Across the records that follow, determine how many lines contain "heading" and give only the resulting number.

▶ _Dataset content_:
==============================

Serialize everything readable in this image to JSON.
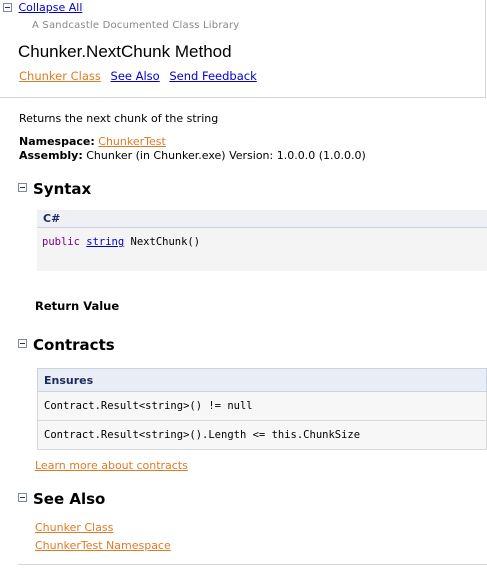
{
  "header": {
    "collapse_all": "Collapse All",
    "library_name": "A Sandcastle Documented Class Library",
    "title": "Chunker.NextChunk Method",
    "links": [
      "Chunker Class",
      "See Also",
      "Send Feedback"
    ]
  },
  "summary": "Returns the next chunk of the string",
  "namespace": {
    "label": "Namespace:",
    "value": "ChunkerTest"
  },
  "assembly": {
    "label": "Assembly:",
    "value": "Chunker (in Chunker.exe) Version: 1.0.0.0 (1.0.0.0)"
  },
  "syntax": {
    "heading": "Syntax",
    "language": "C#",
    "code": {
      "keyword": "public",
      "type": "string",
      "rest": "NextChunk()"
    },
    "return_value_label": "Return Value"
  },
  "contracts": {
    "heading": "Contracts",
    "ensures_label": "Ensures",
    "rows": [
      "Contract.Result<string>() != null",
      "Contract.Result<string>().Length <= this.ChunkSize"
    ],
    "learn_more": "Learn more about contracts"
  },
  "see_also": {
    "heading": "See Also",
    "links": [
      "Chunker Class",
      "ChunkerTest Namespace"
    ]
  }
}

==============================

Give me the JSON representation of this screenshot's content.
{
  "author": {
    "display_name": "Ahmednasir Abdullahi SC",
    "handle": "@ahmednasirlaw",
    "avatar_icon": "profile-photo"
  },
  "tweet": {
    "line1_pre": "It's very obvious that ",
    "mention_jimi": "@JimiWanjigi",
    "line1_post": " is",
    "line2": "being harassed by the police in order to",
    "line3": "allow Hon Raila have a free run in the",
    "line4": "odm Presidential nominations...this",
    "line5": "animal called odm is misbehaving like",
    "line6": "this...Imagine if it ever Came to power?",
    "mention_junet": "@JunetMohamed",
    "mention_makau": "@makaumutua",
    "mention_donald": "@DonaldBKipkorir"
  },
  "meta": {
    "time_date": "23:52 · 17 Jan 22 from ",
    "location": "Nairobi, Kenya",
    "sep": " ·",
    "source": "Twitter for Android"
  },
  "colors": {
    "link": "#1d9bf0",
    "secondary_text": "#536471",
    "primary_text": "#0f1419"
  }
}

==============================

▶ _Solution to this exercise_: 3